**Task brief**
Go line by line through the records below. Copy whichever lines contain the string "JSON".

**Input data**
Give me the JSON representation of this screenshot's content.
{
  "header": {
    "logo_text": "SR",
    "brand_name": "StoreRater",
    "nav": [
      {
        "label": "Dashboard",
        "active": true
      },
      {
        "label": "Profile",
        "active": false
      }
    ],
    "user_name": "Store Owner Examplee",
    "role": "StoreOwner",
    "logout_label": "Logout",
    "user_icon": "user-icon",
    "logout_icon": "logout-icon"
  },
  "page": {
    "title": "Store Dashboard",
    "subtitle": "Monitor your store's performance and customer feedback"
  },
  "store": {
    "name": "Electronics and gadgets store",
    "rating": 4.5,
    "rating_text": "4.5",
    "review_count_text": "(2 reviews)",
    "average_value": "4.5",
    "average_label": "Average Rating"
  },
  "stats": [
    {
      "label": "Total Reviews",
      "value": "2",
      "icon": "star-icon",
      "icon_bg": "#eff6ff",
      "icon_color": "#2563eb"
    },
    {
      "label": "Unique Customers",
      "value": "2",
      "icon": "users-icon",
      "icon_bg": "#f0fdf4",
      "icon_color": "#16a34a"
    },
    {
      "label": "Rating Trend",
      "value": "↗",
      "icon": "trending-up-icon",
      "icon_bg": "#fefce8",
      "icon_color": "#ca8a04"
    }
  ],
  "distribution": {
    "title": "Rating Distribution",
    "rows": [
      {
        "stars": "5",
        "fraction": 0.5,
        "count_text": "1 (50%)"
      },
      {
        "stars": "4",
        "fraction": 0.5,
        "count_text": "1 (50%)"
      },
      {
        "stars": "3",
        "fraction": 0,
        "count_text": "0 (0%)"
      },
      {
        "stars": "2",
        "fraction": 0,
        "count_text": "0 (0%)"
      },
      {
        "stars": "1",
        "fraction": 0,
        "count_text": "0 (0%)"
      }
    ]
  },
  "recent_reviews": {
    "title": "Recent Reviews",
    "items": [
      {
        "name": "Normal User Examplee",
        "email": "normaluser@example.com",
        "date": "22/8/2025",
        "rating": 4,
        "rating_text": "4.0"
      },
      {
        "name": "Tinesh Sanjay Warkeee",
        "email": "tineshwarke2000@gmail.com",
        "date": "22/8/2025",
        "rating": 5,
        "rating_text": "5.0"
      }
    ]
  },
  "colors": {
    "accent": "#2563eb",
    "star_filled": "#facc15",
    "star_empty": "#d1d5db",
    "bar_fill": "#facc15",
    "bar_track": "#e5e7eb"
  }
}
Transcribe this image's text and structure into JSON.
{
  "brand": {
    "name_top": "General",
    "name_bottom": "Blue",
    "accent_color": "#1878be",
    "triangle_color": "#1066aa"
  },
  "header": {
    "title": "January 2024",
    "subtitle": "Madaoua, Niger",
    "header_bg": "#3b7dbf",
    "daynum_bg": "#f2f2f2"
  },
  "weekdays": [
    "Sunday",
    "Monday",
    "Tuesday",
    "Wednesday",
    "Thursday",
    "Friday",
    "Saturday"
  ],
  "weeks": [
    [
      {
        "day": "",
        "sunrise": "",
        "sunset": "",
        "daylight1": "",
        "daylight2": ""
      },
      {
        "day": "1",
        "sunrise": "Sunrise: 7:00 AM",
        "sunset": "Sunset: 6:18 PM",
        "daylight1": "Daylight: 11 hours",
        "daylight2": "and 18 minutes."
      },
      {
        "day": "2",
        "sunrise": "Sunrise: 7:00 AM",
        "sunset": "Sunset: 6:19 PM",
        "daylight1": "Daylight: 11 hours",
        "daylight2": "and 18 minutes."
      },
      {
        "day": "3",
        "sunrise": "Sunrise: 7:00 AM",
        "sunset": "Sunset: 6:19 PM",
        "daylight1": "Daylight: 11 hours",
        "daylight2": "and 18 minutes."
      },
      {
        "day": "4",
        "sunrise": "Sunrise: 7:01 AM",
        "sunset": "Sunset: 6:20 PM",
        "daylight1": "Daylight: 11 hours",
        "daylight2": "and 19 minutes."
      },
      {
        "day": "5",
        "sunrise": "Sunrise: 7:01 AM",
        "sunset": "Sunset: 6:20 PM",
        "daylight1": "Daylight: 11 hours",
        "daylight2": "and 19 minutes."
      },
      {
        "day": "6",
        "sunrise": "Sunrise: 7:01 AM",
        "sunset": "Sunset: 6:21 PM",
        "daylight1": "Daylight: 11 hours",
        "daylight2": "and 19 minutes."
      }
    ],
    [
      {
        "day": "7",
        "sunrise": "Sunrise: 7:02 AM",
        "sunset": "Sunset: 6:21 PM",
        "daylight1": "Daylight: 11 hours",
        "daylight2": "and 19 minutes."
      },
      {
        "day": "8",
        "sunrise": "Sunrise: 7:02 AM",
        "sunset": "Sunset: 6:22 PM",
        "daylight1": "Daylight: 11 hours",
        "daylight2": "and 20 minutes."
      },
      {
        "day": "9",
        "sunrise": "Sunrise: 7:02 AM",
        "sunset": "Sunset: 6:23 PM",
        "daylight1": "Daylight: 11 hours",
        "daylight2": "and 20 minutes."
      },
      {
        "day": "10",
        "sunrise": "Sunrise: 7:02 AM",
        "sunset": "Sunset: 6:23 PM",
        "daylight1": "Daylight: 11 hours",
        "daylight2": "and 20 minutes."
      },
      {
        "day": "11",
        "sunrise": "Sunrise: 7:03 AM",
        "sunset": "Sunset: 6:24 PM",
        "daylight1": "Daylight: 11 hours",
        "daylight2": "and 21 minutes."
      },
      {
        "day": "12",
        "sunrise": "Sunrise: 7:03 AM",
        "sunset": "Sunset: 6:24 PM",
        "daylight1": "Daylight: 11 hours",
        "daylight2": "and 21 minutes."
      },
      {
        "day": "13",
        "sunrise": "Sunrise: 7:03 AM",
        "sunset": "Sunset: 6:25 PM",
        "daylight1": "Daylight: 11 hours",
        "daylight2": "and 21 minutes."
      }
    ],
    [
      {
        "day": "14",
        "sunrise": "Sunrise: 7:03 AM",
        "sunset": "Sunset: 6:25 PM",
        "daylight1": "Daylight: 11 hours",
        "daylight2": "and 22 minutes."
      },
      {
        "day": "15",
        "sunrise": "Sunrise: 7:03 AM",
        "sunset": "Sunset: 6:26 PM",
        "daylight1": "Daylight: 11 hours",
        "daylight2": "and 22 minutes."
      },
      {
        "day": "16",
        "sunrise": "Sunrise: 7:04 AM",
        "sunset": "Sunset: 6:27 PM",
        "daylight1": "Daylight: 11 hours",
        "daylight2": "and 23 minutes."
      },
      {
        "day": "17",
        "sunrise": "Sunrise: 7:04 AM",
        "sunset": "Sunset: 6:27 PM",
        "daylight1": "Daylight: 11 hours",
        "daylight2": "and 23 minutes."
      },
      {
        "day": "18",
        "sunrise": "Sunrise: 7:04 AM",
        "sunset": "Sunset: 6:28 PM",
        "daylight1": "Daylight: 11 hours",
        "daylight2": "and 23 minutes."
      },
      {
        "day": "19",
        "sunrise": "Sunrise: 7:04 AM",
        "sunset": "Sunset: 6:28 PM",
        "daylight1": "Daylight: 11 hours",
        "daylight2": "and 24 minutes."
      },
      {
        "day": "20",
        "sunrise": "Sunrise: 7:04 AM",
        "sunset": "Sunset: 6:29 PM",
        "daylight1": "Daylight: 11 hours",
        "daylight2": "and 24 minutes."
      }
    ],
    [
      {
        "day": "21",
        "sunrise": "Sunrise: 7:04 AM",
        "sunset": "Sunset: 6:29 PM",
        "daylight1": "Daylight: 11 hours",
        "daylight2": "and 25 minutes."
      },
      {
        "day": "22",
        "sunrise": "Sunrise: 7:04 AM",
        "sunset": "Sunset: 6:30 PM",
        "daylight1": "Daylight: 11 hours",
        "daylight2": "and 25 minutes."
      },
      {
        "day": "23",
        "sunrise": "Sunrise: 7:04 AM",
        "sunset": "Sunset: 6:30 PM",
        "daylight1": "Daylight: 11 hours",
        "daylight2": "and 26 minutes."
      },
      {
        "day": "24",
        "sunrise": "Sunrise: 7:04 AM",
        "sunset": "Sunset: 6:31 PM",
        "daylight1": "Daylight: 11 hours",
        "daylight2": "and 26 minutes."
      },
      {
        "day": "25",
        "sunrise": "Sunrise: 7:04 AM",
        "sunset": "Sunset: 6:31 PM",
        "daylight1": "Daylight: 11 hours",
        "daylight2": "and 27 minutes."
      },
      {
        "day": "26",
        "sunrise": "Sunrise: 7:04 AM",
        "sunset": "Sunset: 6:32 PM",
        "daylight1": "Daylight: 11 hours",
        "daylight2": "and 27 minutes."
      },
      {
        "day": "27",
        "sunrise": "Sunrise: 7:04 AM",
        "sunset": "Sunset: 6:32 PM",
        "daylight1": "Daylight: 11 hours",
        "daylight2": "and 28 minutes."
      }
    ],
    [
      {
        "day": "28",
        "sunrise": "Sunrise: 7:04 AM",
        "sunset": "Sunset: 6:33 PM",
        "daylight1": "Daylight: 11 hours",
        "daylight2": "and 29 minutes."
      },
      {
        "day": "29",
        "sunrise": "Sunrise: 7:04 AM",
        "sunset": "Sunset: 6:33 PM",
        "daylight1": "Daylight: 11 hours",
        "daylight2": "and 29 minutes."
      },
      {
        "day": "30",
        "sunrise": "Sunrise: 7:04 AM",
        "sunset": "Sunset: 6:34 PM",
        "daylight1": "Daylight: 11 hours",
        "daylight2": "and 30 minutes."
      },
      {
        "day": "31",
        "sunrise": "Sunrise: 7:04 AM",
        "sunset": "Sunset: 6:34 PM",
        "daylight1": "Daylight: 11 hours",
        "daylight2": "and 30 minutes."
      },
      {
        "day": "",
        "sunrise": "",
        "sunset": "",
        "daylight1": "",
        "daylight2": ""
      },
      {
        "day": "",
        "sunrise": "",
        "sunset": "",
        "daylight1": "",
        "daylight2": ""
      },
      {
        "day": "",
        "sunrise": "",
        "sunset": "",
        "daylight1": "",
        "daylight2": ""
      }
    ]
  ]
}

**Written response**
Give me the JSON representation of this screenshot's content.
Transcribe this image's text and structure into JSON.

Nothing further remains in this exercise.